> _Your goal_
Which lines of the records below contain the string "title"? Report each of them.

> _Material for this exercise_
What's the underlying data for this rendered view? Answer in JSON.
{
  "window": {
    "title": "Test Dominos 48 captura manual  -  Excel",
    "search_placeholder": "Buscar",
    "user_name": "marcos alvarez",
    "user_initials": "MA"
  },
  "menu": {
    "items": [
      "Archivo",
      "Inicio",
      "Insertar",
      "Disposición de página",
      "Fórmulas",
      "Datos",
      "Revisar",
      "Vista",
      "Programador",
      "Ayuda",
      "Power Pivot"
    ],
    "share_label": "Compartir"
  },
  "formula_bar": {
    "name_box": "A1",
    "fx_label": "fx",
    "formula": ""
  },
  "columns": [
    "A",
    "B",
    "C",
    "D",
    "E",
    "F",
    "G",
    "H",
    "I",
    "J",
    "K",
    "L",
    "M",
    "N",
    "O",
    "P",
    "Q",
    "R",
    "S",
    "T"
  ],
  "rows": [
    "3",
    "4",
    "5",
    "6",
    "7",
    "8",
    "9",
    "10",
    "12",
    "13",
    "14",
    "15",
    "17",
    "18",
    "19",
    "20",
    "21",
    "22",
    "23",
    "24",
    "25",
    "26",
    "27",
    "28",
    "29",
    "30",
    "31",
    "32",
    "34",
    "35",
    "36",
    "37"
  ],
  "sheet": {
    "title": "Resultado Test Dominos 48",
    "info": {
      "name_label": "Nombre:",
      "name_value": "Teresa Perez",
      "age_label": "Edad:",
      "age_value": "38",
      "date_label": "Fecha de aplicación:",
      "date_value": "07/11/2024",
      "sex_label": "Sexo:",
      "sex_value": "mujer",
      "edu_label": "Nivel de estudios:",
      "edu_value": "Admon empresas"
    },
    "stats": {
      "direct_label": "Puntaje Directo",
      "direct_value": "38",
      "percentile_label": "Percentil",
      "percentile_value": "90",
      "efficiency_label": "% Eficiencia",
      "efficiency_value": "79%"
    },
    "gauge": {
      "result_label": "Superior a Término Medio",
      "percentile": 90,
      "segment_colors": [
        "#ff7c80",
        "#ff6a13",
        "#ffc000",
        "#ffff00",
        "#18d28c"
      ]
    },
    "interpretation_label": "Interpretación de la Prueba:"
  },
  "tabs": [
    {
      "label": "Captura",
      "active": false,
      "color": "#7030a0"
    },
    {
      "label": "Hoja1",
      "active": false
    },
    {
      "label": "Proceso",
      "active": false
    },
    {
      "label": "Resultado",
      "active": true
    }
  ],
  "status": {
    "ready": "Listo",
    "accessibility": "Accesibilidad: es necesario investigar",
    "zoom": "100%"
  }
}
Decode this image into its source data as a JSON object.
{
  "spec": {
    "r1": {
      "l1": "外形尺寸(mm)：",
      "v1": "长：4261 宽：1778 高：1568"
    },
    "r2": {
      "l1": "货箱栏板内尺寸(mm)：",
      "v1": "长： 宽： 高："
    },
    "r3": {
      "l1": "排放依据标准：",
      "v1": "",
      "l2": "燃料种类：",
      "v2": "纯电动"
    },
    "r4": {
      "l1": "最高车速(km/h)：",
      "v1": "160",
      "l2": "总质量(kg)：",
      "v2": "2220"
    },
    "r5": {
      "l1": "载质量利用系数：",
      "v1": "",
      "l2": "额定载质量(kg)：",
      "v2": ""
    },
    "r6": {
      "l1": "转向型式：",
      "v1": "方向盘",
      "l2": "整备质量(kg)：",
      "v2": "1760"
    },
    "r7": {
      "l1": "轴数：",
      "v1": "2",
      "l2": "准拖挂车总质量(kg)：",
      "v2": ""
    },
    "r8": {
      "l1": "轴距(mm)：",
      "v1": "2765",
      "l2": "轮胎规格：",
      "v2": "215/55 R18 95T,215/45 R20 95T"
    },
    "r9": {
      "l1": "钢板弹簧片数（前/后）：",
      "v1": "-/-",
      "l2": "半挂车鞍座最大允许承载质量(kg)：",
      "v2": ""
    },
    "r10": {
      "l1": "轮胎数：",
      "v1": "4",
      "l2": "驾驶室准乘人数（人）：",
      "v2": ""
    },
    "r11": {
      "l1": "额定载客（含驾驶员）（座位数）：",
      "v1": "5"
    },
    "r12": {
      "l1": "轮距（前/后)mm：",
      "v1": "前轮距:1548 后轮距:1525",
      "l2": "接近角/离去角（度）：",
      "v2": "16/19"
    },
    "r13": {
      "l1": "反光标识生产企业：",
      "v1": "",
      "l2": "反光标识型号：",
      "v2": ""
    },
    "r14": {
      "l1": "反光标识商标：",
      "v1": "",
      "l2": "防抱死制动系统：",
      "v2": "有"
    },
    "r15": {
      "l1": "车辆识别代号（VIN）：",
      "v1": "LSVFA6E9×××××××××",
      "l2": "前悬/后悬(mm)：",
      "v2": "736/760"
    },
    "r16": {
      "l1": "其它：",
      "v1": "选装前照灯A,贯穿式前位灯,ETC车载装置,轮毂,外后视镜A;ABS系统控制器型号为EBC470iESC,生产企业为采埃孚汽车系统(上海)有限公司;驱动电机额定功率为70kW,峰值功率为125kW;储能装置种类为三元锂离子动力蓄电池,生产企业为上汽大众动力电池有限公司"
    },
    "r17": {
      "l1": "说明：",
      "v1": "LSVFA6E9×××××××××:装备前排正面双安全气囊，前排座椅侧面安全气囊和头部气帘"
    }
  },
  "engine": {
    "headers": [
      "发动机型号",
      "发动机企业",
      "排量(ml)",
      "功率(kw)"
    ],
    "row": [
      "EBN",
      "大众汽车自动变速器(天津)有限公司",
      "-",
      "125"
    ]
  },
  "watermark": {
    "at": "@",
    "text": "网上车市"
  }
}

> _Task response_
    "title": "Test Dominos 48 captura manual  -  Excel",
    "title": "Resultado Test Dominos 48",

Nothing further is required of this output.